Zoom Lock Switch on the left. On the right, top to bottom is the Focus Mode Switch AF/MO/MF, Focus Limiter Switch, Optical Stabiliser Switch, Custom Selector Switch. Also shown to the right of the switch panel is the tripod mounting ring with twist knob for tightening.
A Zoom Lock is fitted, which securely locks the lens at 150mm for transport purposes, and can also be set at full 100mm zoom settings to assist in accidentally slightly moving off the required zoom setting. As with the Sigma 150-600 S, I found this to be quite useful. When set at these 100mm intervals it can however be disengaged (except for the 150 lock setting) with a slightly firmer twist of the knurled zoom ring. The zoom ring operates smoothly with an anti-clockwise rotation to zoom from 150 to 600mm. Zoom creep occurs when the lens is pointed down or up with the lock disengaged.
Focus mode switch AF/MO/MF: Offers not only the standard autofocus (AF) and manual focus (MF) modes, but also MO which is Manual Override allowing the manual focus ring to be operated even when the focus is on continuous AF mode.
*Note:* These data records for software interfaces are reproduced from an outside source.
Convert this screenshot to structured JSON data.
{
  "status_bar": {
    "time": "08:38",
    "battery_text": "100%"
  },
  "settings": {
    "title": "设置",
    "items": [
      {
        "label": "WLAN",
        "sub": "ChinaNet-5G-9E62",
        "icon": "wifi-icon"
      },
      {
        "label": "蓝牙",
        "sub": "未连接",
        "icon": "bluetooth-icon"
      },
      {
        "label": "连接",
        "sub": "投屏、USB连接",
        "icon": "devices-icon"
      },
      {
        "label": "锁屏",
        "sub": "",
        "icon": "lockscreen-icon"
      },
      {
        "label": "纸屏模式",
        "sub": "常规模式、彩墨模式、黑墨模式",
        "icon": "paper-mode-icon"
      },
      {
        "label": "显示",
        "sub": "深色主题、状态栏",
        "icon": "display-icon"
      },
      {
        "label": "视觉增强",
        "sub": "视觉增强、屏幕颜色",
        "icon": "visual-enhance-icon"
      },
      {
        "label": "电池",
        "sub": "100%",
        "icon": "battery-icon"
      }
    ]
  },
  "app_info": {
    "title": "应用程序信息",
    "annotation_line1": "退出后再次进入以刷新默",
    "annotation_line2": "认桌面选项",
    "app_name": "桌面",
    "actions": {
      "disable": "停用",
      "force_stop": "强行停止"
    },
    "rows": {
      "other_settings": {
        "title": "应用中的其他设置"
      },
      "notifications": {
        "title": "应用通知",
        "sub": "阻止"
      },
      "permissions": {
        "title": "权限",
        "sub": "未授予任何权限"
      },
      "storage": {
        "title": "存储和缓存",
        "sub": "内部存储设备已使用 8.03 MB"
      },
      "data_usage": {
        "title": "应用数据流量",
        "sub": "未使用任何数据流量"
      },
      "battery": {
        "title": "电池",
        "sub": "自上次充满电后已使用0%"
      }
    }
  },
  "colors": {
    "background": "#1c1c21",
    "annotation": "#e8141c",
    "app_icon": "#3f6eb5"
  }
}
How often this will be used remains to be seen, I didn’t find the need to use this feature, but as usual, it’s nice to know it’s there if you need it. An ultrasonic type focus motor that Sigma calls HSM (Hyper-Sonic Motor) for a fast and quiet AF function is standard for this lens.
A focus limiter switch is fitted, providing settings of 2.8m – 10m, 10m – infinity, and the full focus range.
Optical Stabiliser Switch – A two-stage OS is included:
- Mode 1: Normal OS in both horizontal and vertical planes
- Mode 2: Panning mode – OS in the vertical plane only
Also fitted is a special Custom Selector Switch: Using the USB Dock (sold separately, and which basically looks like a rear lens cap with electronic contacts and a USM cable) with the free Sigma Optimization Pro software the user can update the firmware of the lens and add custom settings to his lens setup for AF, OS function and focus range. Different settings can be stored in two memories, C1 and C2.
A very sturdy, removable tripod mounting collar is supplied. The lens tightens securely in the collar with the familiar twist knob operation.
Mass: Being the lightest in its class the lens is easy to handhold and does not feel such a dead weight when walking long distances in the field carrying it by hand. It is almost a full kilogram lighter than the Sigma 150-600 S and just about a 100g lighter than the Tamron 150-600. The lens will still feel a little hefty to those not used to the large tele-zoom lenses.
Size: Typical size for a lens of this class; I didn’t find it to be a bulky lens.
The plastic lens hood uses a bayonet type fitting and clicks securely into place.
In the sturdy cardboard box, the buyer will find his lens with lens caps front and rear, lens hood, padded neoprene carry case and a lens strap. An information sheet which doubles as a user manual with all relevant info and warnings is also provided.
I prefer using a monopod with the big lenses when covering sporting events or doing birding photography on foot. The relatively, light weight of this lens didn’t really push me towards using a monopod, although I did use one for some of the testings.
Many of my nature shots were taken whilst handholding the lens and relying on the OS to neutralise camera shake when light levels were lower resulting in slower shutter speeds. I found that the OS worked really well, providing at least a 2.5 stop advantage, closer to 3 stops as average.
The Blue Crane was taken handheld with OS in mode 1.